Deeply Leisured, a one-woman show by local Melbourne talent Queenie Bon Bon that details the joys and battles of being a sex worker, played during this season’s 2014 Fringe Festival. I was fortunate enough to see one of the six nights of Queenie’s show—her final performance was last weekend. It’s always fun supporting a fellow sex worker (or a “co-ho,” as Queenie would say) with whatever they’re doing outside of their work, but I didn’t think it would be this much fun. Queenie narrated her short stories on her experiences as a stripper, brothel worker, and all-around fantasy maker. The performance took place in Melbourne’s historically queer Hares & Hyenas bookshop in trendy Fitzroy. She sat, illuminated in symbolic red light, on a desk decorated by books and miscellaneous items. She looked like a modern-day Aphrodite, with her beehive and dangling condom-pack earrings.
It was enthralling and relieving to listen to her hilarious diary-entry style recollections. Her portrayal of sex work, while still being personal to her, seemed to encompass every thought and feeling I’ve ever had about the profession. She managed to put a comedic spin on even the smallest details; from having worlds collide when your butt plug tumbles over your toothbrush in your bag while you’re on the phone with mum to stringing out a service to savor the opportunity to pick the brain of a knowledgeable client. Navigating the simplest things, like choosing which song you’re going to jerk your client off to, are skills specific to sex work, requiring a thought process non-sex workers are unaware of. All sorts of situations require sex worker troubleshooting, like suddenly having stage fright during a golden shower upon finding yourself gazing down at your client’s expectant eyes and ajar mouth.
But the show wasn’t just about the little details of sex worker experience.
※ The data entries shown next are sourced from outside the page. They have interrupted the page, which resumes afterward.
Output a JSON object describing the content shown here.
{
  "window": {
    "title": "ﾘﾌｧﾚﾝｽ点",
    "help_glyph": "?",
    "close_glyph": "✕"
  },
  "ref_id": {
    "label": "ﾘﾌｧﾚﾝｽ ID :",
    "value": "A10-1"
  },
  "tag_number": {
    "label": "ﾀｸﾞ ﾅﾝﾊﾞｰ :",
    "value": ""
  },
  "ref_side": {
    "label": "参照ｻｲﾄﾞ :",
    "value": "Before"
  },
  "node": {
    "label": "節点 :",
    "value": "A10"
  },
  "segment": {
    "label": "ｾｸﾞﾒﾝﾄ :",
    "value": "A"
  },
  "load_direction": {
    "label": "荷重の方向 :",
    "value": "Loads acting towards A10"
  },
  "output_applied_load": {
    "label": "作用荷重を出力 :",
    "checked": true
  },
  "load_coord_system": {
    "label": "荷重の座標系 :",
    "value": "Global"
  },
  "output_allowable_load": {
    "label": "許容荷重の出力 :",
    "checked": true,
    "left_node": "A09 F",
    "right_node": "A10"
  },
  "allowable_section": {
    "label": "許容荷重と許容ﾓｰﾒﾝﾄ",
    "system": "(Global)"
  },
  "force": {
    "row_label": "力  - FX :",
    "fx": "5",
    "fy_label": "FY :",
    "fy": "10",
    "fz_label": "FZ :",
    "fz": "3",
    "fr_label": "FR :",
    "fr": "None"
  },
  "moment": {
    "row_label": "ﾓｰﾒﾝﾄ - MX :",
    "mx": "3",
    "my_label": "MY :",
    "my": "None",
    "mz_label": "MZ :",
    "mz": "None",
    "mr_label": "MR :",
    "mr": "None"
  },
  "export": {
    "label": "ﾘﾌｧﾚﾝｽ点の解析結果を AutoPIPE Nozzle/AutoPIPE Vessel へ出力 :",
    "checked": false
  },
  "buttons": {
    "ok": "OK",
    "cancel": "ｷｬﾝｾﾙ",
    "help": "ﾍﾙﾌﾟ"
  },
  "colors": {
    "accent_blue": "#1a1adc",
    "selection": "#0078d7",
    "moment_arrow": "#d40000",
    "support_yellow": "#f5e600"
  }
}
Queenie touched on some of the bigger issues she faced in her occupation, like being extra careful walking on a loosened floor board at the brothel to ensure she didn’t break a limb. If she did, the brothel wouldn’t provide any sort of accident coverage like other industries in Australia do, and she would be out of work. She talked about using her body as a means of production in a capitalist society and how blow jobs are real jobs. She discussed the hypocrisy of academia and feminism attempting to understand sex work and how these institutions steal sex worker identities and sell them back to us via incomprehensible jargon. Or, as Queenie might say: “So, you’re basically saying I’m a slut?”
Queenie shed light on the social and political issues faced by sex workers in a comic manner that audiences could easily absorb. She was able to make light of her content without neglecting the more serious elements of her subject matter.
Another thing the show brought home to me is how important it is to have sex workers active in the arts. Queenie’s experiences were similar to my own. But I could never say these things in the way she could to some of the people who needed to hear it the most—the family members of sex workers, especially my own family members. I attended the show with my brother. He is aware of my work, but we don’t discuss it in detail—I’m not comfortable enough to have those two worlds collide. Seeing him laugh and be entertained by the sometimes trivial, sometimes complex problems sex workers face, was a way of having him hear the things I couldn’t say to him directly. And during Queenie’s fantastic performance, I knew my brother understood my work and appreciated what I did, and that meant the world to me.